Single Chain Antibody (Mab69) Against the NG2 Proteoglycan


Spinal Cord Injury (SCI) affects nearly 270,000 Americans and is a common cause of permanent disability and death in children and adults. Despite being a significant burden to the patients, society and healthcare industry, SCI currently has no treatment. It is known that, upon SCI, macrophages/ microglial cells rush to the site and contribute in development of inflammatory response at the injury epicenter. Therefore manipulating these first responders to deliver desirable proteins such as neutralizing antibodies to inhibitory proteins, or Neurotrophins, to the site of injury represents an excellent therapeutic strategy.


Researchers at Stony Brook University have developed AAV based viral vectors that express either NG2-neutralizing antibody (AAV-NG2Ab) or Neurotrophins (AAV-NT3) and have been shown to provide improved recovery of motor function in relevant animal models. The vectors have high tropism for both neuronal and glial cells and carries a promising potential as gene therapy vector for SCI and other neurodegenerative injuries.   Further Details:  Petrosyan et al., J Nerrosci, 33(9):4032-43, 2013 Petrosyan et al., Gene Therapy, 21:991-1000, 2014


Significant recovery in locomotor function in relevant animal models. High transduction efficacy in glial and neuronal cells. No adverse inflammatory response following vector administration


-Brain injury -Spinal cord injury -Neurodegenerative injuries

Patent Status

Patented,Patent application submitted

Stage Of Development

Issued US Patent # 9,623,107 (Issue date 04/08/2017) Pending continuation application # 15/448,94

Licensing Potential

Licensing,Development partner,Commercial partner

Licensing Status

Available for License. Stony Brook University seek to develop and commercialize, by an exclusive or non-exclusive license agreement and/or sponsored research, with a company active in the area.

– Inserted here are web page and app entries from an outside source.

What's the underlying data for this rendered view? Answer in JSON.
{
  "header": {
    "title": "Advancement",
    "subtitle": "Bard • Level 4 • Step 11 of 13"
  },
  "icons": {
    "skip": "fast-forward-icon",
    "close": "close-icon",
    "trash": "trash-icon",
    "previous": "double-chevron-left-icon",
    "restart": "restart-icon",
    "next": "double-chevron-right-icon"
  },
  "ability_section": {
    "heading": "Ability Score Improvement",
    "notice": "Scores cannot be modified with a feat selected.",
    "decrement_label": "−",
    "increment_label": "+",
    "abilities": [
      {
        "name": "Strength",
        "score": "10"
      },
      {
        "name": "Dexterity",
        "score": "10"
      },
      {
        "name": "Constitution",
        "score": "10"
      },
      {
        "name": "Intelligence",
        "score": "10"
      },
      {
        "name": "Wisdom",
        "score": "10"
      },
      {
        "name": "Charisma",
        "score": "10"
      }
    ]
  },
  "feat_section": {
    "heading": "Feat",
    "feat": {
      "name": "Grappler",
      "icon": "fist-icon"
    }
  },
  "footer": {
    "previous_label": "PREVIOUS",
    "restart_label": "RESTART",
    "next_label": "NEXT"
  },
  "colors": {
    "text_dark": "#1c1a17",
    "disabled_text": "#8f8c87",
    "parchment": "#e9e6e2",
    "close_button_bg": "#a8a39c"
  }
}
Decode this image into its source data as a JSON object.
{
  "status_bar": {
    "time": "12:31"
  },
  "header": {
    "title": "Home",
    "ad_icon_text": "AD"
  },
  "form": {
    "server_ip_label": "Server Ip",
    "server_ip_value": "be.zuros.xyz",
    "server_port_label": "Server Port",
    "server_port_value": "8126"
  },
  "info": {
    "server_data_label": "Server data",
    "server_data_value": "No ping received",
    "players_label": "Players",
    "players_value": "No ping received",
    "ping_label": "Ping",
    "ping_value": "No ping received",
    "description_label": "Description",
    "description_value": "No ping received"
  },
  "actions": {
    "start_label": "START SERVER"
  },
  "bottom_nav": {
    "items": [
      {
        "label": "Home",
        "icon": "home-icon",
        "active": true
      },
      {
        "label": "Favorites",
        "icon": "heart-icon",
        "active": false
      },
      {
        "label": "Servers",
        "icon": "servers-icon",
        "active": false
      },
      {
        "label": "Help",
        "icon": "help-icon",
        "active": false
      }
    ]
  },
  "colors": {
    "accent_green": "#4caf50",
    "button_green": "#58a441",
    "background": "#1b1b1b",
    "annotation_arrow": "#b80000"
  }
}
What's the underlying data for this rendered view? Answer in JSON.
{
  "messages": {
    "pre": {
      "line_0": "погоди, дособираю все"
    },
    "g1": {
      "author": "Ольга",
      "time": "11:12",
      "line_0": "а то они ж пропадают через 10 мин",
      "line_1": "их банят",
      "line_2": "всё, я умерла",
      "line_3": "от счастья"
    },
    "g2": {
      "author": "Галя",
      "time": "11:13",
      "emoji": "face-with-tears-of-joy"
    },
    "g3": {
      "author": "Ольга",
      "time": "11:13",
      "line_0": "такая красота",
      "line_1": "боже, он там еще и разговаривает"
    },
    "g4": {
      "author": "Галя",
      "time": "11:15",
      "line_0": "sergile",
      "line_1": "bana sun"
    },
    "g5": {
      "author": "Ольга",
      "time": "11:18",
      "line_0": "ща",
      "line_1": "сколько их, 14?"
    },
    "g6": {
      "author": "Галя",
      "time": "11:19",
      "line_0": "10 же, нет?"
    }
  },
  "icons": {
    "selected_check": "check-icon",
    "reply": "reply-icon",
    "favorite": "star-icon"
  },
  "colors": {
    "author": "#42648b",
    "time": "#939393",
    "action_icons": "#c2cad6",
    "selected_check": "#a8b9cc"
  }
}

Additional Info Please note, header image is purely illustrative. Source: Jazzlw, Wikimedia Commons, CC BY-SA 4.0.
Patent Information:
Case ID: R8563
For Information, Contact:
Valery Matthys
Licensing Associate
State University of New York at Stony Brook
Joel Levine
Victor Arvanian